Last Week's Links

Literary Links

Why I teach a course connecting Taylor Swift’s songs to the works of Shakespeare, Hitchcock and Plath

Elizabeth Scala, professor of English at The University of Texas at Austin, explains how and why she created the course “The Taylor Swift Songbook,” an introductory English course.

Categories: Literary Criticism, Literary History, Reading

Why read old books? A case for the classic, the unusual, the neglected.

Michael Dirda writes in the Washington Post:

In the arts, especially, education consists of seeing how deeply the past informs the present. Knowing what earlier generations accomplished conveys perspective, the capacity to recognize the new from the retrograde, the original from the pastiche. In literature, the popularity of “annotated editions” of various classics shows how much we still value basic contextual information about earlier historical periods — and, paradoxically, how much we have forgotten of what was once traditional cultural literacy.

Categories: Literary Criticism, Literary History, Reading

Annie Ernaux Turns Memory Into Art

“Many authors write about their lives. Over nearly fifty years, the Nobel laureate has discovered new ways to do it.”

Alexandra Schwartz interviewed Annie Ernaux six days after Ernaux, age 82, won the Nobel Prize in Literature.

Ernaux works exclusively from the factual material of life—her life. But how to shape and present the facts? How to account for their particular power and the way that the truth changes, or doesn’t, when exposed to the forces of memory and time? These are profound artistic questions, fundamental to both Ernaux’s creative practice and her moral principles.

Categories: Author News, Life Stories in Literature

Don’t Treat Your Life as a Project

In this excerpt from his book Life is Hard, Kieran Setiya, a philosopher at MIT, refutes the current trend of what he calls Life as Narrative, the “sufficiently commonplace” notion “that we narrate our lives to ourselves, and that doing so is part of living well.”

I was drawn to this article because the notion of Life as Narrative is the underlying principle of my interest in Life Stories in Literature. Setiya writes:

there is a downside to unified, linear narrative: it is by squeezing your life into a single tube that you set yourself up for definitive failure. . . When you define your life by way of a single enterprise, a narrative arc, its outcome will come to define you.

Well, yes, our life stories do define us. But Setiya leaves out a huge—and hugely important—aspect of narrative identity theory: we continually edit our life stories to accommodate new experiences. And with that omission, he fails to convince me.

Categories: Life Stories in Literature, Literature & Psychology

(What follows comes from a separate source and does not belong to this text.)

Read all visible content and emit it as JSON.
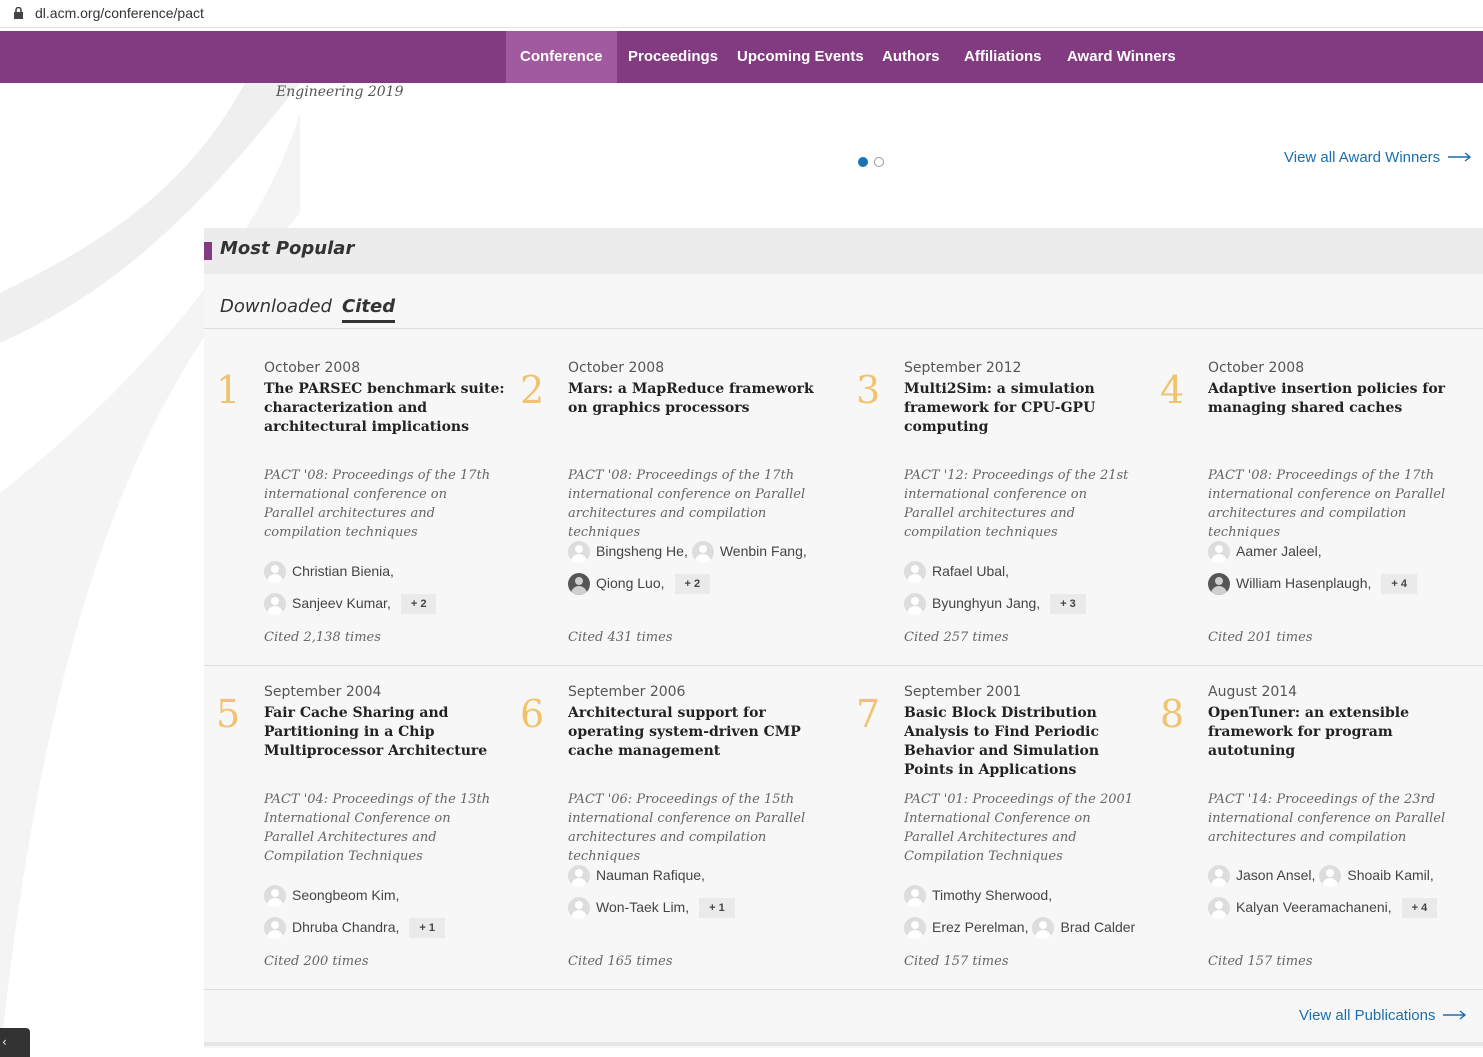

The best books on Fantasy’s Many Uses

Visionary storytelling, or fantasy, is part of our cultural DNA. Far from being simply fantastical or facile, we can use the fantasy realm as a testing ground for important ideas, argues Brian Attebery, a leading scholar of the genre. He talks us through five key works that demonstrate fantasy’s many uses, from 1922 through 2010.

Categories: Literary Criticism, Literary History, Literature & Psychology

Why Book Blogs Still Matter in an Age of BookTok

Call me old-fashioned, but I’d rather read a well thought-out and well written blog post than watch a funky video about a particular book or literary concept. Danika Ellis agrees in this article. 

I started blogging in the late 1990s—before blogging was even a word, when publishing on the internet was simply known as “having a web site” (yes, even before web site became website). Over the years I’ve come to know virtually a lot of other book bloggers. Long live the book blogging community!

Categories: Literary Criticism, Reading, Writing

The Joy of Seeing Yourself in Literature

Filipino American writer Arvyn Cerézo addresses the need for inclusion of by more non-white authors in the publishing industry:

Representation, which can be explained as simply as seeing yourself in the books you read, is a triumph for diversity. It also helps to dispel some long-held racial stereotypes. It can make one feel like they belong to a society that has previously shunned them. It can also make marginalized people feel that their struggles are valid, too, and that they deserve to carve spaces for themselves. 


Categories: Life Stories in Literature, Publishing

The Year in Rereading

“The books we returned to this year for insight, comfort, and delight.”

The staff of The New Yorker discusses “works of fiction, nonfiction, and poetry [that] became relevant once again in 2022, simultaneously fresh and familiar during a tumultuous year.”

Category: Reading

© 2022 by Mary Daniels Brown

Discover more from Notes in the Margin

Subscribe now to keep reading and get access to the full archive.

Continue reading

Scroll to Top